■ **Dataset rows for apps and sites**

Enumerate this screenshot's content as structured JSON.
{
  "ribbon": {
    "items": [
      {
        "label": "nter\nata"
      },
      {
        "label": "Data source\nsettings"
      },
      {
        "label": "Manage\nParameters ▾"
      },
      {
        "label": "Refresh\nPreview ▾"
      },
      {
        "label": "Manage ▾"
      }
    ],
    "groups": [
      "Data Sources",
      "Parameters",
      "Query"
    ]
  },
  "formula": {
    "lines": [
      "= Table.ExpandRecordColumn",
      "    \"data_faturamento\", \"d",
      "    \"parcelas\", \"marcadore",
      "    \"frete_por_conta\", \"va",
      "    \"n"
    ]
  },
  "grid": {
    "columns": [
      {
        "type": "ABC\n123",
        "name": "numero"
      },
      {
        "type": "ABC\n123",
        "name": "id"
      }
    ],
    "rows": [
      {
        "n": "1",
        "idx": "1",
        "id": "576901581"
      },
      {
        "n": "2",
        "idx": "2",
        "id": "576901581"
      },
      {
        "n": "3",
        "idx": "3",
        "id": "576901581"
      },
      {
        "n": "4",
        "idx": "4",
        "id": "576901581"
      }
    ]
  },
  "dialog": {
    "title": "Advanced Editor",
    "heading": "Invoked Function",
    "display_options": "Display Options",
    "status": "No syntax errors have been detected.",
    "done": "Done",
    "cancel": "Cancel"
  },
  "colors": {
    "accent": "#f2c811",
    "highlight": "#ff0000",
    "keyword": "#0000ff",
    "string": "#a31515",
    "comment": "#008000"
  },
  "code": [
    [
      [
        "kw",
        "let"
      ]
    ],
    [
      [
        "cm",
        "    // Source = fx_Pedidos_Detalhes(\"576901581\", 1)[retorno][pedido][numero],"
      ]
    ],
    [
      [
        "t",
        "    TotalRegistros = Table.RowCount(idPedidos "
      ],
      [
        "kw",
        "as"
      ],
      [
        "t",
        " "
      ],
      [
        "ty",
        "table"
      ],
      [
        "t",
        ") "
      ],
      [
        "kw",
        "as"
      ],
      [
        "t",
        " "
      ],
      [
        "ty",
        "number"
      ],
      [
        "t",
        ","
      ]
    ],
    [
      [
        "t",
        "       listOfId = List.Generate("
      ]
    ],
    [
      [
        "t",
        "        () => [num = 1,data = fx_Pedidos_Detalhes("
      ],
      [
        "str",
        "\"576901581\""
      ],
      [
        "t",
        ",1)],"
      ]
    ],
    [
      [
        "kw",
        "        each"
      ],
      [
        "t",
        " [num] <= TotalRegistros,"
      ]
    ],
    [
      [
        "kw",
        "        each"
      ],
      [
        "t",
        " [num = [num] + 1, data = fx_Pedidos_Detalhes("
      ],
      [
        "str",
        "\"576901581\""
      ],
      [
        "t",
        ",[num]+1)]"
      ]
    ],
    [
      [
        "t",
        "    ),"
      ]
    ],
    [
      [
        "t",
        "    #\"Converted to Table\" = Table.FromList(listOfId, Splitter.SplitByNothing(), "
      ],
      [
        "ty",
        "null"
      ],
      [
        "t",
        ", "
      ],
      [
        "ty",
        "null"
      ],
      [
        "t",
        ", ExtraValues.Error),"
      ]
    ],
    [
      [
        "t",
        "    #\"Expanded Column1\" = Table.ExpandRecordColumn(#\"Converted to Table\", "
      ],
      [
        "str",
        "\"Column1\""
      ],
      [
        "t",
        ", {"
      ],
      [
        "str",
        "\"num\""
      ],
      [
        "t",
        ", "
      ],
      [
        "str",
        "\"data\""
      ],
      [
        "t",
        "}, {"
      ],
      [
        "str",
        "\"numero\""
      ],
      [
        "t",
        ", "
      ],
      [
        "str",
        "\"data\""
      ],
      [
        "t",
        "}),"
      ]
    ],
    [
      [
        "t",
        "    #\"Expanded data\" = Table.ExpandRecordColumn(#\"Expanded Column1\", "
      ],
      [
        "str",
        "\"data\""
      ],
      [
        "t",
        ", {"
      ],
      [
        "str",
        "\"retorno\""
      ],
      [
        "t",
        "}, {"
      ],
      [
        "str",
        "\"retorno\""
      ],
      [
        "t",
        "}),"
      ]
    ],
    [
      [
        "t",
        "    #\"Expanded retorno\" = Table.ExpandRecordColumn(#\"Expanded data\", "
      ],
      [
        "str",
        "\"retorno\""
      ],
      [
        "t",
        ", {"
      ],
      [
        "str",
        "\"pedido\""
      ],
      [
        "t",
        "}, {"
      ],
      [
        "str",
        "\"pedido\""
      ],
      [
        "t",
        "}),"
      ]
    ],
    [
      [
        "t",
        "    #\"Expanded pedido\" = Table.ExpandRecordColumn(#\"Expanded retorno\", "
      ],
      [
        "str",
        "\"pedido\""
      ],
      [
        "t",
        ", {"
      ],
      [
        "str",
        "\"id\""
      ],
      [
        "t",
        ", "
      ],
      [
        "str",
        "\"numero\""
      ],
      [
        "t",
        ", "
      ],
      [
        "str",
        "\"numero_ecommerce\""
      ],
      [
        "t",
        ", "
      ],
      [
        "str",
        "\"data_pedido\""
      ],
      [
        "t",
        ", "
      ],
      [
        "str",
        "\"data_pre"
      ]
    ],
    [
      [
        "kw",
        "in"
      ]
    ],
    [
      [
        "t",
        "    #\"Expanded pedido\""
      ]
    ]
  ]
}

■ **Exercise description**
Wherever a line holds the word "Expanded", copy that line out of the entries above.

■ **Finished exercise**
        "    #\"Expanded Column1\" = Table.ExpandRecordColumn(#\"Converted to Table\", "
        "    #\"Expanded data\" = Table.ExpandRecordColumn(#\"Expanded Column1\", "
        "    #\"Expanded retorno\" = Table.ExpandRecordColumn(#\"Expanded data\", "
        "    #\"Expanded pedido\" = Table.ExpandRecordColumn(#\"Expanded retorno\", "
        "    #\"Expanded pedido\""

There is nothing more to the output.